Jeff Hopkins, David Ouellette and John Mark Lawton of Clemson University’s Musser Fruit Research Center began the process of grafting the buds to various rootstock (the underground portion of a plant). Hopkins, the farm manager at Musser, oversaw the project. Ouellette and Lawton, who are research horticulturists, did the actual grafting.

“I even called in some favors to get some good rootstock from an apple specialist in North Carolina, who gave us some of his own plantings,” Hopkins said. “Dave and John took over from there. Ever since, it’s been smooth as silk. We’ve budded a number of them and actually top-worked one of the apple trees we have here on the farm so that we can maintain the germplasm source if we need to make more trees. The tree we top-worked (grafting a new bud onto a mature tree) will be the first to produce fruit. It will be interesting to see what the apples look like and how they taste.”

The small tree that was planted on the main campus is not expected to produce fruit for at least three years. And since it is so genetically ancient, it will require extra-special care.

“Modern trees are bred for disease resistance. Because this germplasm originates from the 1600s, it has not been selected for disease resistance,” said Julia Frugoli, associate dean for inclusive excellence and graduate education in the College of Science and a longtime plant geneticist. “That being said, others of its kind have survived and produced apples. So, the future should be bright for our tree – and it’s a reminder that serendipity and creative imagination are both important parts of scientific discovery.”

Clemson University’s landscaping services prepped the location, which had included testing and making amendments to the soil.
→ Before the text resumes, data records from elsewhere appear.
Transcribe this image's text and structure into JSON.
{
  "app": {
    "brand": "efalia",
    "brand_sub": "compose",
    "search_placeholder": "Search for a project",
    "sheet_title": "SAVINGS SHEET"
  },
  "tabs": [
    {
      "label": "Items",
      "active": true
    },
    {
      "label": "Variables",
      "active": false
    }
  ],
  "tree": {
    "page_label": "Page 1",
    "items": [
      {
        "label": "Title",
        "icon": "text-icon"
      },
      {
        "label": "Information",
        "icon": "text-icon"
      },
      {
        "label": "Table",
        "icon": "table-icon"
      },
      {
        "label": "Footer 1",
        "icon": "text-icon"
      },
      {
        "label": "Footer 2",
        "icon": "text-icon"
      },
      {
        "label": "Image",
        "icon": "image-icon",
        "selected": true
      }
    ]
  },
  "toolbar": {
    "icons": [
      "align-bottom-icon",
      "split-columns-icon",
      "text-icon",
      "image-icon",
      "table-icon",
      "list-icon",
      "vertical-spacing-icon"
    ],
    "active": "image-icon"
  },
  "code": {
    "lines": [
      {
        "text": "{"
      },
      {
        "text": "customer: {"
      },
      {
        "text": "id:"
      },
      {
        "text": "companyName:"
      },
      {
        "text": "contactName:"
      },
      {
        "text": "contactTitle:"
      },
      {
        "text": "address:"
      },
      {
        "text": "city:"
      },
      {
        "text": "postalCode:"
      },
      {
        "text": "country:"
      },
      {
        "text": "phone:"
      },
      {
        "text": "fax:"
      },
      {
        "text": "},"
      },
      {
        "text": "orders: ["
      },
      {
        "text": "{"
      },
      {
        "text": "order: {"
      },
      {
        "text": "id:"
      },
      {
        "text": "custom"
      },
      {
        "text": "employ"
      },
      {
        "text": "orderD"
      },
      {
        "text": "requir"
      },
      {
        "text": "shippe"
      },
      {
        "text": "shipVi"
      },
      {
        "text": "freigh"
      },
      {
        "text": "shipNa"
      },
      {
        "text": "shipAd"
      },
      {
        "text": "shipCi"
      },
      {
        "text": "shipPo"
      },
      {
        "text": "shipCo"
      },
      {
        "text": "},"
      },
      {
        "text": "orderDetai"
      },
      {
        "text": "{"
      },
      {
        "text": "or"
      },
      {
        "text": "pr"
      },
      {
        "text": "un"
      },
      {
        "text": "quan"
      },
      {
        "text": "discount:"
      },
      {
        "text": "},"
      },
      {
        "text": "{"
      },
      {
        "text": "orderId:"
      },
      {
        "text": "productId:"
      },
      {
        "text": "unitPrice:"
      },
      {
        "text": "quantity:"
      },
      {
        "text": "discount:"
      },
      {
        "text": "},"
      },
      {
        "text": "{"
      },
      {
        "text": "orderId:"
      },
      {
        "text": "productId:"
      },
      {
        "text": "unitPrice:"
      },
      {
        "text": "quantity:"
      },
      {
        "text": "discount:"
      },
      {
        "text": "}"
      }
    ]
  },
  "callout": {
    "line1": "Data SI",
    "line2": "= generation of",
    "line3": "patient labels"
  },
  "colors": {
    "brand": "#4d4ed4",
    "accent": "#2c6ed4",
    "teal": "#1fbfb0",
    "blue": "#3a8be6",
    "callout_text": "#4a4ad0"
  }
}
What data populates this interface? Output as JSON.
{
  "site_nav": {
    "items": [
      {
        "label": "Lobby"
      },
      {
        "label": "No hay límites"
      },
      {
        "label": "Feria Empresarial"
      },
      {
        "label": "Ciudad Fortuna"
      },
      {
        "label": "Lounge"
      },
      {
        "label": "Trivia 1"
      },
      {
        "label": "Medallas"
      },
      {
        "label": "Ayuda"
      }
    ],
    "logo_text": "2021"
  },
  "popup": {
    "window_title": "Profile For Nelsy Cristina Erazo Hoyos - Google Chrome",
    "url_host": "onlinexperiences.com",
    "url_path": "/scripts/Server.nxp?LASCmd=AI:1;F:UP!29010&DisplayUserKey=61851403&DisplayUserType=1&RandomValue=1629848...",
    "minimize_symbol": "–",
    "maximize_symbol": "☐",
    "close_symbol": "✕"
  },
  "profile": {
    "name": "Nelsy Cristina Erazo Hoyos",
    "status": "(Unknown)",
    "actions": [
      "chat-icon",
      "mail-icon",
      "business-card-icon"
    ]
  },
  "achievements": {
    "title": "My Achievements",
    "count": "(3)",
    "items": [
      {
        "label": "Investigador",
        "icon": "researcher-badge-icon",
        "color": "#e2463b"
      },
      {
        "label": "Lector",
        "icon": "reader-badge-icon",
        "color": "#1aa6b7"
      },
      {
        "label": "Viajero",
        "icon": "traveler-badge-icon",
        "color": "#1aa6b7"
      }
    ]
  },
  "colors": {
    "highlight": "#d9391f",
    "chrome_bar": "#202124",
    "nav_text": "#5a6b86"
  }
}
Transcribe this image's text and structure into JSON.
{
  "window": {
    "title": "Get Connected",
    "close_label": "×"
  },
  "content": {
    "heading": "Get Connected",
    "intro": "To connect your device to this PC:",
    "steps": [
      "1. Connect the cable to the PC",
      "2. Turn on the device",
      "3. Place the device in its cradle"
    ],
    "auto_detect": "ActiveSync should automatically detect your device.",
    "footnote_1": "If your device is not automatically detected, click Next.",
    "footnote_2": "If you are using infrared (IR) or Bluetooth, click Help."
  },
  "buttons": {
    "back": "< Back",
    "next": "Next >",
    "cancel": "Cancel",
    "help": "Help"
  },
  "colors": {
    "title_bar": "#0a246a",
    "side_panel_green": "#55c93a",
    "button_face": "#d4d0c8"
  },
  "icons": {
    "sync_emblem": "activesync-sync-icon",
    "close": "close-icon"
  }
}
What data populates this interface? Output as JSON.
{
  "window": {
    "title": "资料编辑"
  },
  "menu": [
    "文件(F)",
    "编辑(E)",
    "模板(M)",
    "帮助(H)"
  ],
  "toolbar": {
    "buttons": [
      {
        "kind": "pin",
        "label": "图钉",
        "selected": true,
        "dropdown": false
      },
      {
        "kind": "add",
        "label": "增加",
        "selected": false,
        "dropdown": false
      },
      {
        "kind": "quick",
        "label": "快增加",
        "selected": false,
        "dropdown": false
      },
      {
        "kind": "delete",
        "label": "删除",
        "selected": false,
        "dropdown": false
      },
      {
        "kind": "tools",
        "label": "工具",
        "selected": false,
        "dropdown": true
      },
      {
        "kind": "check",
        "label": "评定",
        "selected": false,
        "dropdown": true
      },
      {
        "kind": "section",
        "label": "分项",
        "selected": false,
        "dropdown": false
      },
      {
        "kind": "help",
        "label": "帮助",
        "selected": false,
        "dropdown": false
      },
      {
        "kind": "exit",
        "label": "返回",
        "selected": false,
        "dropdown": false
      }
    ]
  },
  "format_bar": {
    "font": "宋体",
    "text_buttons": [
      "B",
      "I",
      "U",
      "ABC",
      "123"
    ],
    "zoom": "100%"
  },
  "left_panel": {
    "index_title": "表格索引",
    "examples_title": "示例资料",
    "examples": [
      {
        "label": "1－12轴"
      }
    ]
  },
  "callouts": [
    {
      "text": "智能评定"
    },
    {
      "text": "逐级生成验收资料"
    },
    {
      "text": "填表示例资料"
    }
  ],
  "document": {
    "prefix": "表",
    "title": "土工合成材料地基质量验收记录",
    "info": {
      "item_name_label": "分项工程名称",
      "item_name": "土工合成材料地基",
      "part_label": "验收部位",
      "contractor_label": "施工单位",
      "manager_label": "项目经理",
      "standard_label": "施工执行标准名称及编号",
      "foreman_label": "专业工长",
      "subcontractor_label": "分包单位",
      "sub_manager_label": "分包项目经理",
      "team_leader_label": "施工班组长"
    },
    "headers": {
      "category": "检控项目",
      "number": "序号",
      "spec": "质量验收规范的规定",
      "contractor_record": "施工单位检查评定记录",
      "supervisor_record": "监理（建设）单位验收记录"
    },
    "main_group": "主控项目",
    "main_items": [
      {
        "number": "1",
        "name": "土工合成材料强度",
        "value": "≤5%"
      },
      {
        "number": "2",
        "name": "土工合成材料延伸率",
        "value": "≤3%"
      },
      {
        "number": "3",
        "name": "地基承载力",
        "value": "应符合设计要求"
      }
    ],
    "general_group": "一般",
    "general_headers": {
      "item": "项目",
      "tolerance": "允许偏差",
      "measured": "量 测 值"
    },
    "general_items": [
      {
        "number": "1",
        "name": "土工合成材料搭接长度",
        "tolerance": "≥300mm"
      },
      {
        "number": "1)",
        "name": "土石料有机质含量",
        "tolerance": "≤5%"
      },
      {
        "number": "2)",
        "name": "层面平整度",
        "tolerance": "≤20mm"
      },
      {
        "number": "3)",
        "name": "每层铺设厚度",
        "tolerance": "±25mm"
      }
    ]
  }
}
It also planted the tree and provided the mulch.

“The tree will be cared for using methods prescribed by the experts at Musser,” said Tommy Fallaw, director of landscaping services. “We have more than 7,000 inventoried trees on the main campus alone, but this one will certainly become one of our most special trees.”

University landscape architect Barret Anderson coordinated with landscaping services to develop a suitable location for planting.

For several centuries, Newton (1642-1727) has been regarded as the father of modern physics. He conceived that the same force that caused the apple to fall straight down from the tree was also the force that governed the motion of the moon and planets. But his achievements in the physical sciences were matched by his innovations in mathematical research, and he is credited by many as the creator of calculus, the branch of mathematics upon which modern science is based. Newton was also a chemist and historian. Though much of his work has since been revised and improved upon, he inarguably remains one of the greatest scientists in human history.

The Clemson tree is only about 7 feet tall and is as thin as a broomstick. But in the years to come, it should grow many times larger, providing fruit for hungry passersby as well as food for thought for curious minds.